32. 32. Jarrar © 2013 32 Think about this Suppose that the goal is to conclude the color of a pet named Fritz, given that (he croaks and eats flies), and that the Knowledge base contains the following : 1. If (X croaks and eats flies) - Then (X is a frog) 2. If (X chirps and sings) - Then (X is a canary) 3. If (X is a frog) - Then (X is green) 4. If (X is a canary) - Then (X is yellow) This Knowledge base would be searched and the first rule would be selected, because its antecedent (If Fritz croaks and eats flies) matches our given data. Now the consequents (Then X is a frog) is added to the data. The rule base is again searched and this time the third rule is selected, because its antecedent (If Fritz is a frog) matches our data that was just confirmed. Now the new consequent (Then Fritz is green) is added to our data. Nothing more can be inferred from this information, but we have now accomplished our goal of determining the color of Fritz.

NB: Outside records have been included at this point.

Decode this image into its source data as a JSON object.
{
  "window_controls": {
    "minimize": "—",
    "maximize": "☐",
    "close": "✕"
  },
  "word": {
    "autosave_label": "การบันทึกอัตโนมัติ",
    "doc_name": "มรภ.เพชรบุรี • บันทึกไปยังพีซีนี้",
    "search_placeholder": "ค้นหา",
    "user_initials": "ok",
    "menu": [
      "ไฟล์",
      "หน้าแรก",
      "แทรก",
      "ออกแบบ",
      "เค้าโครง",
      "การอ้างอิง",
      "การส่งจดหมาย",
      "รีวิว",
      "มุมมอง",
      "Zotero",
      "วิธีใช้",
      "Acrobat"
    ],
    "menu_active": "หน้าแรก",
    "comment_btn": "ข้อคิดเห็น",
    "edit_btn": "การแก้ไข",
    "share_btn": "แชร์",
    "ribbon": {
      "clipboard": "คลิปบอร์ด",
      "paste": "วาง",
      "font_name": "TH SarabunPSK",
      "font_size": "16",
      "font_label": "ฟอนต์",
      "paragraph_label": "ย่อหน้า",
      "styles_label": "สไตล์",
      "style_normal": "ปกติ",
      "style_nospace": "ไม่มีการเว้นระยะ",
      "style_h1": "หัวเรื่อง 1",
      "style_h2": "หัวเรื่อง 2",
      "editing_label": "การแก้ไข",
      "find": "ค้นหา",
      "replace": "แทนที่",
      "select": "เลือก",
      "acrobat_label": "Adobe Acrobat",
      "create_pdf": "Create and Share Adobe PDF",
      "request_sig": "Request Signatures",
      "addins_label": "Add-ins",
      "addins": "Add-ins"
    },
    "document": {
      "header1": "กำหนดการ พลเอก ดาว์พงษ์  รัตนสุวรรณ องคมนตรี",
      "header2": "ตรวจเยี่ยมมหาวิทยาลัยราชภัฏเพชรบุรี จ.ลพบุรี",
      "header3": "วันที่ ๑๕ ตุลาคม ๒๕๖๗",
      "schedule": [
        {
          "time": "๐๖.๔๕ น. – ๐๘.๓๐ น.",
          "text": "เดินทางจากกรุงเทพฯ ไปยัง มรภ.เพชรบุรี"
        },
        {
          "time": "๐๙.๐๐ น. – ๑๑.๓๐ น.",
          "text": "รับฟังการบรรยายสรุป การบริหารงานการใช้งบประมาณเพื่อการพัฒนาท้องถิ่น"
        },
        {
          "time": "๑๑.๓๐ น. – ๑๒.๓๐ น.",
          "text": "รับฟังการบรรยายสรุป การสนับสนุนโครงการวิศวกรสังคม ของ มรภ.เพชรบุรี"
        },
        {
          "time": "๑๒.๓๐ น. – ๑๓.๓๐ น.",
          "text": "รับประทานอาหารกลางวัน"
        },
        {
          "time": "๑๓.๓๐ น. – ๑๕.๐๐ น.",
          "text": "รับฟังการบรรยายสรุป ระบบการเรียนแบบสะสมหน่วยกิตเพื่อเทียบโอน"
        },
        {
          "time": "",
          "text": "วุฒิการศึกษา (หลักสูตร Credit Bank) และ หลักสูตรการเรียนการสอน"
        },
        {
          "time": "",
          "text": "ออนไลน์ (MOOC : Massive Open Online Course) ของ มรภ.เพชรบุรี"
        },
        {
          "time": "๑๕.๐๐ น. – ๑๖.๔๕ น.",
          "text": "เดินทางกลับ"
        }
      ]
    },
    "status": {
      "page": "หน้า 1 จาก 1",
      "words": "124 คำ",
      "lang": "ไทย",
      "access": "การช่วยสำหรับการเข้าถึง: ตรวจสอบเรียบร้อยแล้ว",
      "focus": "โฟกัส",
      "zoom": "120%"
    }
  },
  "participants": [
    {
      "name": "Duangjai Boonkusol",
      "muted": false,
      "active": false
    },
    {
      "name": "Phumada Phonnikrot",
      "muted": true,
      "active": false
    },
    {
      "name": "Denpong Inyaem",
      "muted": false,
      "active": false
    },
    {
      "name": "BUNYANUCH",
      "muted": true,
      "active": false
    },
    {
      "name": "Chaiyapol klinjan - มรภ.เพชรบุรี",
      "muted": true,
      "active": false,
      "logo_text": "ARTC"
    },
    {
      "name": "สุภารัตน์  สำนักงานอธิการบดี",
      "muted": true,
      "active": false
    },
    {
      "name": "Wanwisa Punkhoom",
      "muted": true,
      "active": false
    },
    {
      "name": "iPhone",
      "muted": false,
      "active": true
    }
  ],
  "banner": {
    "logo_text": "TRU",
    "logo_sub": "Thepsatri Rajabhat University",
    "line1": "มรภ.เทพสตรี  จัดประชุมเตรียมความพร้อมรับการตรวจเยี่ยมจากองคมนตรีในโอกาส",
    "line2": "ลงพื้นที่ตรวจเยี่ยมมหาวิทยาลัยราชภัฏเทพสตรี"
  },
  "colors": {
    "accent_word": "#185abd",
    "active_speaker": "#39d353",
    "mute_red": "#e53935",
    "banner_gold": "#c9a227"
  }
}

Croaks ‫ينعق‬ Frog ‫ضفدع‬ Chirps ‫يغرد‬ Canary ‫كناري‬
33. 33. Jarrar © 2013 33 Backward Chaining p1  p2  …  pn  q Idea: work backwards from the query q • check if q is known already, or • prove by BC all premises of some rule concluding q • Hence BC maintains a stack of sub-goals that need to be proved to get to q. Avoid loops: check if new sub-goal is already on the goal stack Avoid repeated work: check if new sub-goal 1. has already been proved true, or 2. has already failed Backward chaining is the basis for “logic programming,” e.g., Prolog

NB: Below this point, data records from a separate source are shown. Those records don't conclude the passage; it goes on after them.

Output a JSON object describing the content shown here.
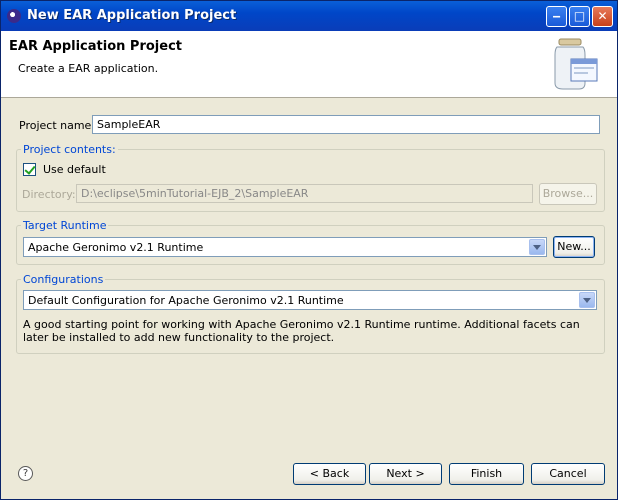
{
  "window": {
    "title": "New EAR Application Project",
    "controls": [
      "minimize",
      "maximize",
      "close"
    ]
  },
  "banner": {
    "title": "EAR Application Project",
    "description": "Create a EAR application."
  },
  "project_name": {
    "label": "Project name:",
    "value": "SampleEAR"
  },
  "project_contents": {
    "group_label": "Project contents:",
    "use_default_label": "Use default",
    "use_default_checked": true,
    "directory_label": "Directory:",
    "directory_value": "D:\\eclipse\\5minTutorial-EJB_2\\SampleEAR",
    "browse_label": "Browse..."
  },
  "target_runtime": {
    "group_label": "Target Runtime",
    "selected": "Apache Geronimo v2.1 Runtime",
    "new_label": "New..."
  },
  "configurations": {
    "group_label": "Configurations",
    "selected": "Default Configuration for Apache Geronimo v2.1 Runtime",
    "description": "A good starting point for working with Apache Geronimo v2.1 Runtime runtime. Additional facets can later be installed to add new functionality to the project."
  },
  "footer": {
    "help_symbol": "?",
    "back_label": "< Back",
    "next_label": "Next >",
    "finish_label": "Finish",
    "cancel_label": "Cancel"
  },
  "icons": {
    "title": "eclipse-icon",
    "banner": "jar-wizard-icon",
    "help": "help-icon"
  }
}
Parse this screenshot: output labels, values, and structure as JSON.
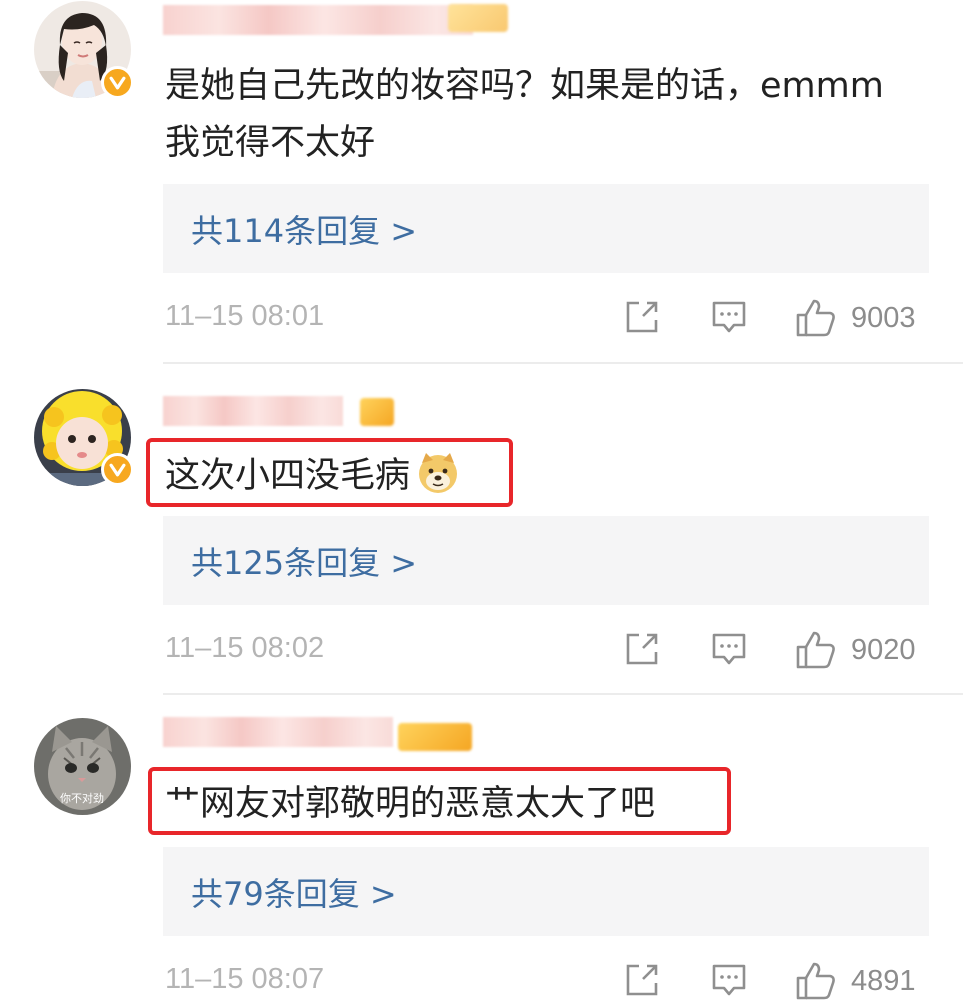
{
  "comments": [
    {
      "text": "是她自己先改的妆容吗？如果是的话，emmm我觉得不太好",
      "replies_label": "共114条回复 >",
      "timestamp": "11–15 08:01",
      "likes": "9003",
      "verified": true,
      "highlighted": false
    },
    {
      "text": "这次小四没毛病",
      "replies_label": "共125条回复 >",
      "timestamp": "11–15 08:02",
      "likes": "9020",
      "verified": true,
      "highlighted": true,
      "emoji": "doge-icon"
    },
    {
      "text": "艹网友对郭敬明的恶意太大了吧",
      "replies_label": "共79条回复 >",
      "timestamp": "11–15 08:07",
      "likes": "4891",
      "verified": false,
      "highlighted": true,
      "avatar_caption": "你不对劲"
    }
  ],
  "colors": {
    "link": "#3e6da1",
    "highlight": "#e8262a",
    "verified": "#f7a81f",
    "reply_panel": "#f5f5f6"
  }
}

34. 34. Jarrar © 2013 34 Backward chaining example
35. 35. Jarrar © 2013 35 Backward chaining example
36. 36. Jarrar © 2013 36 Backward chaining example
37. 37. Jarrar © 2013 37 Backward chaining example we need P to prove L and L to prove P.
38. 38. Jarrar © 2013 38 Backward chaining example
39. 39. Jarrar © 2013 39 Backward chaining example
40. 40. Jarrar © 2013 40 Backward chaining example
41. 41. Jarrar © 2013 41 Backward chaining example
42. 42. Jarrar © 2013 42 Backward chaining example
43. 43. Jarrar © 2013 43 Backward chaining example
44. 44. Jarrar © 2013 44 Forward vs. Backward Chaining • FC is data-driven, automatic, senseless processing, – e.g., object recognition, routine decisions • May do lots of work that is irrelevant to the goal • BC is goal-driven, (bottom-up reasoning) appropriate for problem-solving, – e.g., Where are my keys? • Complexity of BC can be much less than linear in size of KB
45. 45. Jarrar © 2013 45 Summary • Logical agents apply inference to a knowledge base to derive new information and make decisions. • Basic concepts of logic: – syntax: formal structure of sentences – semantics: truth of sentences wrt models – entailment: necessary truth of one sentence given another – inference: deriving sentences from other sentences – soundness: derivations produce only entailed sentences – completeness: derivations can produce all entailed sentences • Resolution is sound and complete for propositional logic • Forward, backward chaining are linear-time, complete for Horn clauses • Propositional logic lacks expressive power
46. 46. Jarrar © 2013 46 References [1] S. Russell and P. Norvig: Artificial Intelligence: A Modern Approach Prentice Hall, 2003, Second Edition [2] Leitsch, Alexander (1997), The resolution calculus, EATCS Monographs in Theoretical Computer Science, Springer, p. 11, Before applying the inference method itself, we transform the formulas to quantifier-free conjunctive normal form.